Residents stunned by news they will have to get out so their block can be made safe
Shocked residents of a To Kwa Wan tenement building were yesterday trying to come to terms with the possibility that they would have to move out within a week.
The first they knew about it came in the form of a notice posted on the six-storey block at 51 Kai Ming Street yesterday morning, advising them that a closure order would be served by August 30 so that dangerous balconies could be removed.
Lam Po-ching, who is 80, was returning home yesterday morning with her shopping when she saw the news: she would have to leave the apartment where she's lived for nearly 40 years.
Lam lives in the fourth-floor flat with her son and three grandsons. "My eyesight is such a problem, I wouldn't want to leave my flat if they move me to another area," she said, referring to the government plan to relocate residents to temporary housing while the building is closed.
Lam said she had worried about the building being dangerous after metal pillars were installed for support following the collapse of a nearby tenement on Ma Tau Wai Road in 2010, claiming the lives of four residents.
Richfield Realty, a company which buys old buildings to redevelop, approached Lam in 2011 with a HK$4.2 million offer for her 900 sq ft flat. Lam signed an agreement but the sale fell through because the company didn't manage to get the minimum consent needed from flat owners in the building.
One of the enclosed balconies to be demolished, which Lam uses as a room, has a sloping floor and a deep crack is visible in the wall at the edge separating it from the rest of the flat.
Lam said the cracks in her flat got bigger more than a decade ago, when piling works were being carried out at a building across the street.
All of the flats in the tenement changed hands before 2010, Land Registry records show, except for one that was sold last year.
Another flat owner, who lives on the second floor, heard about the eviction from reporters yesterday afternoon when she returned home from work.
"I could see it coming," said To Sin-man, who lives with her husband and three sons. She added that she had not planned to stay long in the flat after the pillars were put in three years ago.
She said the building façade had been repainted with the help of the government's Operation Building Bright programme. Building Department records show drainage and sewage pipes were replaced earlier this year.
Nervous about the condition of the building and fearing that recently subdivided flats could only make matters worse, To said she was hoping her family could eventually move into a public housing estate.

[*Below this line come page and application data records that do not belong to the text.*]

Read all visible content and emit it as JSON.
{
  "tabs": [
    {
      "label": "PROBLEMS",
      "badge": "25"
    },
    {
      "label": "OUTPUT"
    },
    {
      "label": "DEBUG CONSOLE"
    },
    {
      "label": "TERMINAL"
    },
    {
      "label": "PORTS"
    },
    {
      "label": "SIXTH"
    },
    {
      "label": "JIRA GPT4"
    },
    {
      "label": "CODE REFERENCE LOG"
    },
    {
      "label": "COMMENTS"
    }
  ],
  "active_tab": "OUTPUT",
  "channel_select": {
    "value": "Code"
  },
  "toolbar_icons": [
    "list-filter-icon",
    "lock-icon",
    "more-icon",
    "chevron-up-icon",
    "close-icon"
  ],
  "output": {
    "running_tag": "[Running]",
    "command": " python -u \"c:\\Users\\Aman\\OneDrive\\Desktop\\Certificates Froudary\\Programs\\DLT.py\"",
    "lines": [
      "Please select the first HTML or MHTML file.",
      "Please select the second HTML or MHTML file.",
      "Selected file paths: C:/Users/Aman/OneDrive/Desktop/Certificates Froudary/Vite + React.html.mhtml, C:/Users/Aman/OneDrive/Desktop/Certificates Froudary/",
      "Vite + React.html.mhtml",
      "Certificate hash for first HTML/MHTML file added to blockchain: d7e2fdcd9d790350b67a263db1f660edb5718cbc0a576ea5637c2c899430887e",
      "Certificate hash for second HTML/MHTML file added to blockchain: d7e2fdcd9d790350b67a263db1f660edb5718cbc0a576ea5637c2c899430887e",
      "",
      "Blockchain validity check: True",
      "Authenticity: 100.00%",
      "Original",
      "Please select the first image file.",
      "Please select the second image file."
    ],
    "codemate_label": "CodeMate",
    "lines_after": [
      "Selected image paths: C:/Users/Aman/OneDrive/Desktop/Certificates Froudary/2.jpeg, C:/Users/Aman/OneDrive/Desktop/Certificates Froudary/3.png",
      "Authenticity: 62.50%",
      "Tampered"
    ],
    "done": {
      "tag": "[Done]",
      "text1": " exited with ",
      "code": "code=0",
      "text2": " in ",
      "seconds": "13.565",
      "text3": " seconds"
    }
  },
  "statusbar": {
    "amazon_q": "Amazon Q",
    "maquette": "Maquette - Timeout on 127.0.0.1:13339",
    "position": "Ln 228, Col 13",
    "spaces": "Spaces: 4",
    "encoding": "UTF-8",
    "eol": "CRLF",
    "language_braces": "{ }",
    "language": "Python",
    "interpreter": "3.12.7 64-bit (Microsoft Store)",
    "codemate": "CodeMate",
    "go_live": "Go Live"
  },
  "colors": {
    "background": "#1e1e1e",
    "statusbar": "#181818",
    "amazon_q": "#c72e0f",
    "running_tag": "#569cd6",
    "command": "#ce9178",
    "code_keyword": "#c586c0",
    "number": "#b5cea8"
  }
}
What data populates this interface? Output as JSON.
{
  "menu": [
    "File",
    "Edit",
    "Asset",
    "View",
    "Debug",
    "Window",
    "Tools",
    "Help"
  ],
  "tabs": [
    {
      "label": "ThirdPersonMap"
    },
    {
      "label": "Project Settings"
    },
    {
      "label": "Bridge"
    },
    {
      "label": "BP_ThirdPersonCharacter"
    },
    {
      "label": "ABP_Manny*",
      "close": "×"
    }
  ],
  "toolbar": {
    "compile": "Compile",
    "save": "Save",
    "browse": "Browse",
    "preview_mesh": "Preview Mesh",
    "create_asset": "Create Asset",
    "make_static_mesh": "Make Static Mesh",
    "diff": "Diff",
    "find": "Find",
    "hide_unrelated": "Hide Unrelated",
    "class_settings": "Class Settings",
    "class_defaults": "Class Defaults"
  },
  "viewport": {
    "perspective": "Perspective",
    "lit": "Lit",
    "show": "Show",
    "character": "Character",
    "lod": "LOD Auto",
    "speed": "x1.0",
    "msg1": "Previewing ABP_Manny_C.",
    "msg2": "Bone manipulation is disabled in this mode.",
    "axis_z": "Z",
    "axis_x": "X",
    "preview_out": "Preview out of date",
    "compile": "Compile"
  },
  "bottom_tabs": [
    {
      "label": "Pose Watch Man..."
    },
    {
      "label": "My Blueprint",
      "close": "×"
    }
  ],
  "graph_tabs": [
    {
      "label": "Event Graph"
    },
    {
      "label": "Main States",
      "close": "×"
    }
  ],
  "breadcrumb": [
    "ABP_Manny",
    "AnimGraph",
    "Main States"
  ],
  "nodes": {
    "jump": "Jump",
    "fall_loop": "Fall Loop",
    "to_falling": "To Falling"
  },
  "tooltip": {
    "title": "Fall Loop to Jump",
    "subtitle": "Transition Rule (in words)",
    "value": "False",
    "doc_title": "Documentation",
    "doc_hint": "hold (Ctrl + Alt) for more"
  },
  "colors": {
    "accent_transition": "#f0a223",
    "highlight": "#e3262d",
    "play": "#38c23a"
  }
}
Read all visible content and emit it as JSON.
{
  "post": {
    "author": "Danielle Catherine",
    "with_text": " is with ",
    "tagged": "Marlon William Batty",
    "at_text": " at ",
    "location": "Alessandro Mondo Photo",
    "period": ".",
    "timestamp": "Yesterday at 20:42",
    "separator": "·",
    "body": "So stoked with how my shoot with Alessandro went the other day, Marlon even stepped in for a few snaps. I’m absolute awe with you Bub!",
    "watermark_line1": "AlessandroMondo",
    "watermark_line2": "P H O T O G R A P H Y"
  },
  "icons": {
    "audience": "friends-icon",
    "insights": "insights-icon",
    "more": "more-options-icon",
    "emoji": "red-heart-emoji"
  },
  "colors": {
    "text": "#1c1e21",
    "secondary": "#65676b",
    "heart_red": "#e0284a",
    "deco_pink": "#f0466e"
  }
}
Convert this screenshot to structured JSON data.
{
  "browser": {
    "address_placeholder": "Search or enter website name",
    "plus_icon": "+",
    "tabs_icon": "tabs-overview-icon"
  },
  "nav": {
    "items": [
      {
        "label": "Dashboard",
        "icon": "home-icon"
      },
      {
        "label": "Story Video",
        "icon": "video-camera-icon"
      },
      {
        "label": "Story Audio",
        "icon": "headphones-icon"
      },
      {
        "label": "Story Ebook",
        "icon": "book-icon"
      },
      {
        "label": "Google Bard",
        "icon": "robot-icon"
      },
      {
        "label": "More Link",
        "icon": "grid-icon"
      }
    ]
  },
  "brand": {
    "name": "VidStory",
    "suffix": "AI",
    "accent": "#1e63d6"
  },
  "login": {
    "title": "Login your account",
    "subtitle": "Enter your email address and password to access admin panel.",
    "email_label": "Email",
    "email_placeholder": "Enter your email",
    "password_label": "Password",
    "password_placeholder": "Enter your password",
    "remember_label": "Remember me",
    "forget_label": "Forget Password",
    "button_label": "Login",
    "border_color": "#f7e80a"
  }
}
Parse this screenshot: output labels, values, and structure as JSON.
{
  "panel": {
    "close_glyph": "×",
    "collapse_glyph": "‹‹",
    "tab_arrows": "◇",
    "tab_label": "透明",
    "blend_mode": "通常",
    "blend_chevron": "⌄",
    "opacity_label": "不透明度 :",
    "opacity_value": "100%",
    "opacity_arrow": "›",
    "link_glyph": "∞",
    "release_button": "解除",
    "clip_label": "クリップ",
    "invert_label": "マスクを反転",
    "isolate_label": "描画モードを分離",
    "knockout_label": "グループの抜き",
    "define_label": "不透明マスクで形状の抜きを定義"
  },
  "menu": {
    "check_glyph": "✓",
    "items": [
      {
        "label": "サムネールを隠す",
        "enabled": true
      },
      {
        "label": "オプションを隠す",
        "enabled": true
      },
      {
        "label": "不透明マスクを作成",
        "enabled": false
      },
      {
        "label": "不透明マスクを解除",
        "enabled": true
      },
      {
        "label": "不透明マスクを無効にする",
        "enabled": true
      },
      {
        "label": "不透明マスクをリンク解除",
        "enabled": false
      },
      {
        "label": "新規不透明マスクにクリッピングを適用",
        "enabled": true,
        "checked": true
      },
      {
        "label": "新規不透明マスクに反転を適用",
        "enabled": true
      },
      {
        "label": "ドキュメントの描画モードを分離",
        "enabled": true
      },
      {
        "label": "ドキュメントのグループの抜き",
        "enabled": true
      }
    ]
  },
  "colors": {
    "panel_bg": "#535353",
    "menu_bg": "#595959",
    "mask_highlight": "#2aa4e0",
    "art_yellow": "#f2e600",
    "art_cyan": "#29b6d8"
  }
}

The Home Affairs Department will hold a meeting of residents and shop tenants tonight to inform them of their living arrangements while the building is closed. It was not known whether Building Department officials would attend the meeting.